LAS VEGAS – The Wizards’ season ended with a disappointing loss to the Indiana Pacers in Game 6 of the Eastern Conference semifinals, but to John Wall, the team has been winning ever since.
Wall, who has been a part of the franchise’s painful rise from laughingstock to respectability, believes the heightened expectations for next season are warranted and should be embraced. And after earning his first career all-star appearance and playoff berth last season, Wall aspires for much more as an encore.
“The Finals. All you can ask for now is the Finals,” Wall said from Team USA training camp in Las Vegas when asked for his goals for the upcoming season. “We’ve been to the second round. We know what it takes to win. We know what we need to do. We know everybody needs to get better individually, and I think [the front office] just did a great job of adding pieces, great veteran guys that know what it takes to win.”
This offseason, the Wizards brought back Coach Randy Wittman and center Marcin Gortat, lured free agent future Hall of Famer Paul Pierce, bolstered the front line with the additions of Kris Humphries and DeJuan Blair and watched Glen Rice Jr. and Otto Porter Jr. emerge as two of the standouts at NBA summer league.
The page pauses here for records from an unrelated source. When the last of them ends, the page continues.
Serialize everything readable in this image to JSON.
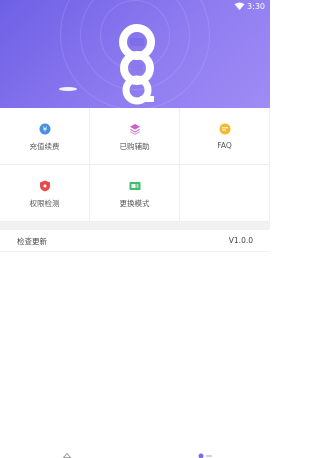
{
  "status_bar": {
    "time": "3:30",
    "wifi_icon": "wifi-icon"
  },
  "header": {
    "gradient_from": "#6e60e6",
    "gradient_to": "#a08cf5",
    "logo_icon": "app-logo"
  },
  "grid": {
    "items": [
      {
        "label": "充值续费",
        "icon": "recharge-icon",
        "color": "#4a90e2"
      },
      {
        "label": "已购辅助",
        "icon": "layers-icon",
        "color": "#d05fc8"
      },
      {
        "label": "FAQ",
        "icon": "faq-chat-icon",
        "color": "#f5b82e"
      },
      {
        "label": "权限检测",
        "icon": "shield-icon",
        "color": "#e84a4a"
      },
      {
        "label": "更换模式",
        "icon": "switch-mode-icon",
        "color": "#3cbf6a"
      }
    ]
  },
  "update": {
    "label": "检查更新",
    "version": "V1.0.0"
  },
  "bottom_nav": {
    "items": [
      {
        "icon": "home-icon"
      },
      {
        "icon": "user-icon"
      }
    ]
  }
}
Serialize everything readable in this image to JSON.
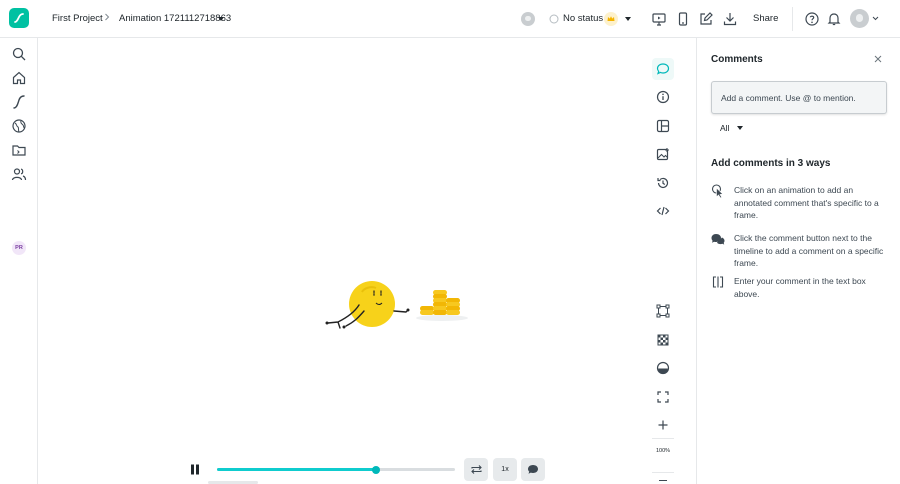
{
  "header": {
    "breadcrumb_project": "First Project",
    "breadcrumb_file": "Animation 1721112718863",
    "status_label": "No status",
    "share_label": "Share"
  },
  "playback": {
    "progress": 0.67,
    "speed_label": "1x",
    "zoom_label": "100%"
  },
  "comments_panel": {
    "title": "Comments",
    "input_placeholder": "Add a comment. Use @ to mention.",
    "filter_value": "All",
    "tips_title": "Add comments in 3 ways",
    "tips": [
      {
        "icon": "click-pointer-icon",
        "text": "Click on an animation to add an annotated comment that's specific to a frame."
      },
      {
        "icon": "comment-bubble-icon",
        "text": "Click the comment button next to the timeline to add a comment on a specific frame."
      },
      {
        "icon": "text-box-icon",
        "text": "Enter your comment in the text box above."
      }
    ]
  },
  "user": {
    "initials": "PR"
  },
  "colors": {
    "brand": "#00c1a2",
    "accent": "#0fccce",
    "premium": "#f5b400"
  }
}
And this week, Wall and Bradley Beal are one of just two sets of teammates in the 20-man talent pool in Las Vegas vying for 12 roster spots on the FIBA World Cup.
“It’s a great sign for our team, for us continuing to grow and it’s just showing that we’re constantly getting better,” Beal said. “ We’re definitely going to be more than ready going into the season, and we’re definitely going to show up. Last year, we got a great taste of the playoffs, made it to the second round. We were this close from the Eastern Conference finals, so hopefully, that’ll be our goal this year is to get there and then we’ll see where it goes. We definitely want to get back to that second round, but we definitely want to take it one step at a time.”
The Wizards haven’t been to the Finals since 1979, before every player on the roster except Pierce and Andre Miller were born. But LeBron James’s decision to leave Miami for Cleveland after winning two NBA championships and making four consecutive trips to the NBA Finals helped created the most wide open Eastern Conference in several years. It also created a possible opening in the Southeast Division, which has been claimed only by teams from Florida since it was created in 2004-05.
“It helps us in our division, so we can get a top-three seed and homecourt advantage,” Wall said of James’s move to the Central Division. “We still got to battle it out with Charlotte, but we knew it was always going to be tough getting No. 1 in our division with Miami being at the top the whole time. We know they’re not the same team, but they’re still talented. We got great veteran guys that’s going to come in and push all of us.”
The Wizards won 44 games and advanced to the postseason for the first time since 2008,, but Wall believes that Pierce’s decision to come to Washington on a two-year deal was the clearest indication of how much the team has grown from when he arrived as the No. 1 overall pick in 2010. Wall admitted he was surprised when the 10-time all-star chose to continue his career with the Wizards.
“Yeah. I knew he was thinking about going to the Clippers and things like that, to be with Doc” Rivers, Wall said of Pierce. “He’s coming to us to see how the organization has changed, saying he wants to play with me and Brad. We feel like we’re a young team that’s developing and people are taking us more serious than the Wizards in the past. It’s a big honor to me.
“It’s tough to see both of the Trevors [Ariza and Booker] leave,” he continued, “but I think they did a great job of adding Paul Pierce and Kris Humphries, DeJaun Blair, signing Kev [Seraphin] back and seeing Otto and Glen at the summer league. That was pretty big.”
Wall lobbied hard for the Wizards to bring back Ariza, who left to sign a four-year, $32 million deal with the Houston Rockets. But he also understands that getting Pierce on a shorter deal will allow the Wizards to have more flexibility to pursue Kevin Durant when he becomes an unrestricted free agent in 2016.
Durant didn’t shut down the notion of possibly returning to play for his hometown team, and Wall views the next two seasons as the Wizards’ audition as a destination for talented players across the league that are interested in winning.
“I think, just anybody, they understand where we’re going,” Wall said. “Some people might call it a fluke year [last season] because everybody said the Eastern Conference wasn’t strong. I don’t think it’s a fluke when you take a team that’s been to the Eastern Conference finals two times in a row to Game 6 and you really think you could’ve beat them in that series but they had more experience. We just got to prove ourselves the next two years.”